Daniel J. Wilson (1949–2021)
Historian of Medicine and Public Health; AHA Member
Daniel J. Wilson, a student of American intellectual history and the history of medicine, especially polio and other epidemic diseases, died on June 11, 2021.
Born in Wausau, Wisconsin, in 1949, Dan spent his youth in Monroe, Wisconsin, and earned a BA summa cum laude from the University of Wisconsin–Whitewater in 1972. He then entered the graduate program in history at Johns Hopkins University, from which he earned an MA in 1974 and a PhD in 1976, when he was also elected to Phi Beta Kappa. He was a student of Kenneth Lynn, under whose direction he wrote his dissertation on the philosopher Arthur O. Lovejoy, subsequently published as Arthur O. Lovejoy and the Quest for Intelligibility (Univ. of North Carolina Press, 1980). That book was followed by a co-edited volume, The Cause of the South: Selections from De Bow’s Review, 1846–1867 (Louisiana State Univ. Press, 1982), as well as several articles on the history of philosophy. Next came Science, Community, and the Transformation of American Philosophy, 1860–1930 (Univ. of Chicago Press, 1990), his influential study of the professionalization of philosophy in the United States.
After he received his PhD, Dan taught courses at Johns Hopkins and the University of Maryland, Baltimore County. In 1978, he became an assistant professor of history at Muhlenberg College, where he spent the next 40 years, retiring in 2018 as professor emeritus. He was an esteemed, innovative, and award-winning teacher. In addition to US Intellectual History, he introduced several courses, including African American History, Women’s History, Environmental History, and the History of Medicine and Public Health, all of which became significant parts of the history department’s offerings. In addition to teaching, he served as chair of the department from 1993 until 2003, all while continuing his research and writing. During his career, he received two National Endowment for the Humanities grants, an American Council of Learned Societies grant, and appointment three times as Muhlenberg’s Research Professor.
In the late 1980s, Dan began what became an enduring scholarly interest in the history of medicine and public health. He was particularly interested in the polio epidemics in the United States and their victims, as well as the emergence of the debilitating post-polio syndrome in many survivors, including him. Having contracted a severe case of polio as a young child, he knew firsthand the physical and emotional effects of the disease on its victims and its impact on their families. His systematic study of the epidemics and post-polio syndrome resulted in three books: Living with Polio: The Epidemic and Its Survivors (Univ. of Chicago Press, 2005); Polio Voices: An Oral History from the America Polio Epidemics and Worldwide Eradication Efforts, written with Julie K. Silver (Praeger, 2007); and Polio in the series Biographies of Disease (Greenwood Press, 2009), as well as scholarly articles and conference papers.
Dan’s incisive and compelling writings on the history of polio were part of his larger scholarly work on the history of disabilities, which he pursued in his usual thorough, systematic, and rigorous manner. His research into the medical, cultural, social, and economic effects of disabilities led to essential scholarly articles in the emerging field of disability studies, including two published in the Bulletin of the History of Medicine.

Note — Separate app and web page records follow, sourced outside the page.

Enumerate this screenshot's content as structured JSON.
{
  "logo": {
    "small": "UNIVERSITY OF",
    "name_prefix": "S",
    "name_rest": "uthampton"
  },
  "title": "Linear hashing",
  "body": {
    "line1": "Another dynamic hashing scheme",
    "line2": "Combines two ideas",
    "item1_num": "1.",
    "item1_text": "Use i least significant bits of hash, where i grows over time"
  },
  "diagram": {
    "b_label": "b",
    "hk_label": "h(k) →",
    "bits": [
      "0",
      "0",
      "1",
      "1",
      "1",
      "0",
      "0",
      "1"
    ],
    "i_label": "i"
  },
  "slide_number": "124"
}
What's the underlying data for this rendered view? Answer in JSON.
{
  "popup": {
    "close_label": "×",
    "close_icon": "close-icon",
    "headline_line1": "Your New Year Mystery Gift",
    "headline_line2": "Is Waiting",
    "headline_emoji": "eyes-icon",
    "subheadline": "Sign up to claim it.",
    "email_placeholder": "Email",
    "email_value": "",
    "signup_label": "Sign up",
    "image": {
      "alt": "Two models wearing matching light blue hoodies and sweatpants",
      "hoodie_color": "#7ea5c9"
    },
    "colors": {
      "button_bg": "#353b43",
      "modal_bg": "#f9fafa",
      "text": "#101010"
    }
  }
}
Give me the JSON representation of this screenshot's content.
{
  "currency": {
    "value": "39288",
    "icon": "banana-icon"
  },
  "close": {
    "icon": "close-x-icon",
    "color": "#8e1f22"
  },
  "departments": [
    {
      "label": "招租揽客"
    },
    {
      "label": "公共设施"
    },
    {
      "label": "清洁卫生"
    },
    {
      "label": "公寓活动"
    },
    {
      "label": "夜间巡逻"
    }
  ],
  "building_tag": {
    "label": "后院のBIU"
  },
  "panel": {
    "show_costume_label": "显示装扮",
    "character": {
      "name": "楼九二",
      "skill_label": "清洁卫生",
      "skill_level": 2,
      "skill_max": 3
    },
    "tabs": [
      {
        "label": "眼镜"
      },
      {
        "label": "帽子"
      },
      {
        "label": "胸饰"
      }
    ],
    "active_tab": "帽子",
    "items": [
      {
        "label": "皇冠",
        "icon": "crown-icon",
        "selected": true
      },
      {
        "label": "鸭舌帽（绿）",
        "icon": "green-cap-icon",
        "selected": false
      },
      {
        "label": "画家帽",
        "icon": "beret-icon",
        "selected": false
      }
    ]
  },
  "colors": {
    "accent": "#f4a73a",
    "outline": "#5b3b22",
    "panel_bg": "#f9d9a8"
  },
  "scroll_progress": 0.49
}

His dedication to understanding and addressing disabilities went beyond the scholarly. He contributed his time, energy, and talents to support the Good Shepherd Rehabilitation Hospital in Allentown, Pennsylvania, serving three times on its board. He also served the Lehigh Valley Center for Independent Living as a member of its board and as board president for two terms. He was also a member and president of the board of Post-Polio Health International.
A compassionate person of integrity, intelligence, and wit, Dan delighted in fine food and wine, especially the French varieties of each; domestic and foreign travel; various musical genres; good books; and good friends, all of which he enjoyed with Carol Shiner Wilson, his beloved wife of almost 38 years.
Paul F. Paskoff
Louisiana State University (emeritus)
This work is licensed under a Creative Commons Attribution-NonCommercial-NoDerivatives 4.0 International License. Attribution must provide author name, article title, Perspectives on History, date of publication, and a link to this page. This license applies only to the article, not to text or images used here by permission.
Please read our commenting and letters policy before submitting.